Website and app data records:
________________
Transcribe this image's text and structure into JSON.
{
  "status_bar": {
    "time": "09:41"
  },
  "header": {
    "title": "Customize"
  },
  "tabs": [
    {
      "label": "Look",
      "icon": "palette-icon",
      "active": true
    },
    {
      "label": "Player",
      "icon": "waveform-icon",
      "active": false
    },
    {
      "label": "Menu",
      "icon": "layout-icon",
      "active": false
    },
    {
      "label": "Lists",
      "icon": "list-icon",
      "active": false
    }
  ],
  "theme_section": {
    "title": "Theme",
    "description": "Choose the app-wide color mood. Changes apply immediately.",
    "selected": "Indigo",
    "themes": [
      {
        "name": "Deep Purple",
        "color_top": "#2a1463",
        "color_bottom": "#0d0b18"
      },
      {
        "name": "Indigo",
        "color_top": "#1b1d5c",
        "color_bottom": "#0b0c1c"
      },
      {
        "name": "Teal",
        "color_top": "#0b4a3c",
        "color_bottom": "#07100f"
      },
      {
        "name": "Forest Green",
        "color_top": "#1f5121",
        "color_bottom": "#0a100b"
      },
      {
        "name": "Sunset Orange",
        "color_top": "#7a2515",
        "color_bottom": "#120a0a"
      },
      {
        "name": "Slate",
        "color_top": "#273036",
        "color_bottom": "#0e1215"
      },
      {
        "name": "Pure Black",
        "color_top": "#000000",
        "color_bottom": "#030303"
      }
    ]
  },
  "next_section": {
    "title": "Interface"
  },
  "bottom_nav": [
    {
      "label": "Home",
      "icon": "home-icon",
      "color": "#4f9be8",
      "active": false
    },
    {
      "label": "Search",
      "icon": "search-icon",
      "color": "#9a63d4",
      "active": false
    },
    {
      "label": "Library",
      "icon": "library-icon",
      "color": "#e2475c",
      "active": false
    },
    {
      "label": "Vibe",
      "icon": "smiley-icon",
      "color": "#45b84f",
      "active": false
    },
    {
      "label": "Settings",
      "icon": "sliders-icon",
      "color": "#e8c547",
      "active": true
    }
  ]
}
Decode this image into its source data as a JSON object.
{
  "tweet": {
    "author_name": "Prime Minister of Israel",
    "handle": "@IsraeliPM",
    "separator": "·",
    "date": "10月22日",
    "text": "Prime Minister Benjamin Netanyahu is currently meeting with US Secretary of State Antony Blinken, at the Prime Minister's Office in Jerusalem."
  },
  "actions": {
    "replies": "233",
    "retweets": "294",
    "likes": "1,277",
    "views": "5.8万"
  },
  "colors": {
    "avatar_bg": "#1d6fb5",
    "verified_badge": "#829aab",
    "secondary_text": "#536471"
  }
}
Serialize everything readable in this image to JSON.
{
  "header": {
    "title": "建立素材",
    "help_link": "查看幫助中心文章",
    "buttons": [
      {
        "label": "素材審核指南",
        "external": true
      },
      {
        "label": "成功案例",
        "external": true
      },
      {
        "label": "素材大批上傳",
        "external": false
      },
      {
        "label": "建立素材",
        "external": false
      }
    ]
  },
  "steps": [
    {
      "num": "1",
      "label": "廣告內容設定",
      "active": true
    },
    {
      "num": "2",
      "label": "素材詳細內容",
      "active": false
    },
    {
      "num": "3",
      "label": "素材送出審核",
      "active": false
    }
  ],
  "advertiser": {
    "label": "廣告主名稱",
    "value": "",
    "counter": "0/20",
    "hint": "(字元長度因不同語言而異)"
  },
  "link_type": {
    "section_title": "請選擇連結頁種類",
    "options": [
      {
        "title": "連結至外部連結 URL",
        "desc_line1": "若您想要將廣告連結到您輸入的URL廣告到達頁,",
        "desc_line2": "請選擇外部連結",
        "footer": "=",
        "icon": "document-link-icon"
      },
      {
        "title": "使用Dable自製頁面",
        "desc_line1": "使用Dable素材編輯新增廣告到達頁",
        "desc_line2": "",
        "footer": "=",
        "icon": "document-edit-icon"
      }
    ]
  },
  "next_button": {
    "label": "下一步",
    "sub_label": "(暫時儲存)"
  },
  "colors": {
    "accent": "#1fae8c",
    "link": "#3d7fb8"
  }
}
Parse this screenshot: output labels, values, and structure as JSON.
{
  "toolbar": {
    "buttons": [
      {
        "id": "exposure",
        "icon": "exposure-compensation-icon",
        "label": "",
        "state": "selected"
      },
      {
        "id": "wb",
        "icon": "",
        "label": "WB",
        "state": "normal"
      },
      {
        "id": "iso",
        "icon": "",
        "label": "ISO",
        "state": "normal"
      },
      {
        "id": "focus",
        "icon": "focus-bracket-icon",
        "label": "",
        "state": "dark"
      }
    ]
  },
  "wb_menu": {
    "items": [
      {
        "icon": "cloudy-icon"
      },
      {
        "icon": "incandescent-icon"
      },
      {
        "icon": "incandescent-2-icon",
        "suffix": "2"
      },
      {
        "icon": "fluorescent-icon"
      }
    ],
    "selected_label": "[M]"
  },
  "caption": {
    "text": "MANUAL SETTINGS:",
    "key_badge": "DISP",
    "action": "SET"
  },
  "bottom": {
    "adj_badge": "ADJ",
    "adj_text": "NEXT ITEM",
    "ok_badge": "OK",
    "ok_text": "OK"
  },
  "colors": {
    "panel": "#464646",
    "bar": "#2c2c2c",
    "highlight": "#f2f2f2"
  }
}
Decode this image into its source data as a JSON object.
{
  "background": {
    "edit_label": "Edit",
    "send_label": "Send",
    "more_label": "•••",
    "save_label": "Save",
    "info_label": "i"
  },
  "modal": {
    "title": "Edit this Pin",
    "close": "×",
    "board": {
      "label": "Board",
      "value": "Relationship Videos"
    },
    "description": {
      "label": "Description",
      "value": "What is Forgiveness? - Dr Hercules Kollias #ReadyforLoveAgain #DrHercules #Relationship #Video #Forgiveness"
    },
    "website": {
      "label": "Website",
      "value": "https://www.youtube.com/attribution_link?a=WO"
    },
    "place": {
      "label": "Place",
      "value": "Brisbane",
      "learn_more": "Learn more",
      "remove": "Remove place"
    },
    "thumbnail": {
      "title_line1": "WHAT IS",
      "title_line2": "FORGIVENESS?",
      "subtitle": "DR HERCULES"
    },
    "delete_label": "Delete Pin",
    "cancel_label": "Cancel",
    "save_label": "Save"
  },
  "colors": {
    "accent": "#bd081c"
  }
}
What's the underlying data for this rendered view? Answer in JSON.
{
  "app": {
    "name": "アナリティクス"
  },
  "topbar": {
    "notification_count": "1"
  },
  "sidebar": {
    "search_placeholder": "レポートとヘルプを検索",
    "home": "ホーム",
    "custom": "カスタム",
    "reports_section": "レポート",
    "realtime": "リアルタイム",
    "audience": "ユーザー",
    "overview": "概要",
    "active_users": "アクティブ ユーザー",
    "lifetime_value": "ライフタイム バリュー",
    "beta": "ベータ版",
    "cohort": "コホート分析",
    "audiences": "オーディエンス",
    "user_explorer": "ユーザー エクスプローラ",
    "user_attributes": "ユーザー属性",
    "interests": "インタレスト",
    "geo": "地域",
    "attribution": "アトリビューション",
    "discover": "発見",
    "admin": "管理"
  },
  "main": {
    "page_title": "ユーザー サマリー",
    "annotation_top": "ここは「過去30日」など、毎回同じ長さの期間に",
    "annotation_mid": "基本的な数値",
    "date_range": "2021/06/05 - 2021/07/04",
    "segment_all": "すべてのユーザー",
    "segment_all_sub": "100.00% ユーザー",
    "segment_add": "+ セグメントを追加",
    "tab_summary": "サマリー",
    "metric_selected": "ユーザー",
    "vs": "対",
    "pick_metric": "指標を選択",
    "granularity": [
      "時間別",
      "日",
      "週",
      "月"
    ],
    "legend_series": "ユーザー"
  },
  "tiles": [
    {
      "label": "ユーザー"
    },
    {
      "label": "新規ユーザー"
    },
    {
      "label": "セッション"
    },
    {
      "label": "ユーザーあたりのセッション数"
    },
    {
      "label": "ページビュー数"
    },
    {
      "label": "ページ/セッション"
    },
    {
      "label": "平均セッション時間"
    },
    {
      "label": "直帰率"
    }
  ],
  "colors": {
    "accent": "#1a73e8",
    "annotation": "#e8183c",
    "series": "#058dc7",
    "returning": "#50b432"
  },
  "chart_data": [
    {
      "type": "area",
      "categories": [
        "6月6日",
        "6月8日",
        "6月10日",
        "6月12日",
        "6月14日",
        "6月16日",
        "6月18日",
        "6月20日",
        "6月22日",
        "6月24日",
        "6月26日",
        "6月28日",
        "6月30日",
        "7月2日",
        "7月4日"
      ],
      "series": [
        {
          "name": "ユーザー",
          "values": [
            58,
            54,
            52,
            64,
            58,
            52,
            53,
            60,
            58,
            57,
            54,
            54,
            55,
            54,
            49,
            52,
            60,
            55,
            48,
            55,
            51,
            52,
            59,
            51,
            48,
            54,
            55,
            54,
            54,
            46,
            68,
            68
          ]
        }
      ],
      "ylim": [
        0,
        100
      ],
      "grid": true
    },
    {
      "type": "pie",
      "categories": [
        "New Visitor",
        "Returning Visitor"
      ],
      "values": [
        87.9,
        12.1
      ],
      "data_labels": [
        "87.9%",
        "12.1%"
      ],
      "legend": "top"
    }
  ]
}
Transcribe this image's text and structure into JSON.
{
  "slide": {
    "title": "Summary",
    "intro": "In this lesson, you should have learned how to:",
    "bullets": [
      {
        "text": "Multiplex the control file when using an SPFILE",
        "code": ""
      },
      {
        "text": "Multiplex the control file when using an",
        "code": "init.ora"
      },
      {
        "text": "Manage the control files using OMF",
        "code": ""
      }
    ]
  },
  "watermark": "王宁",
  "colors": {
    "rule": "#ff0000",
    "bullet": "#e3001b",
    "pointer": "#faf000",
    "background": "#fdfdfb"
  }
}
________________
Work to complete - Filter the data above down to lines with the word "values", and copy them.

Final answer -
Parse this screenshot: output labels, values, and structure as JSON.
          "values": [
      "values": [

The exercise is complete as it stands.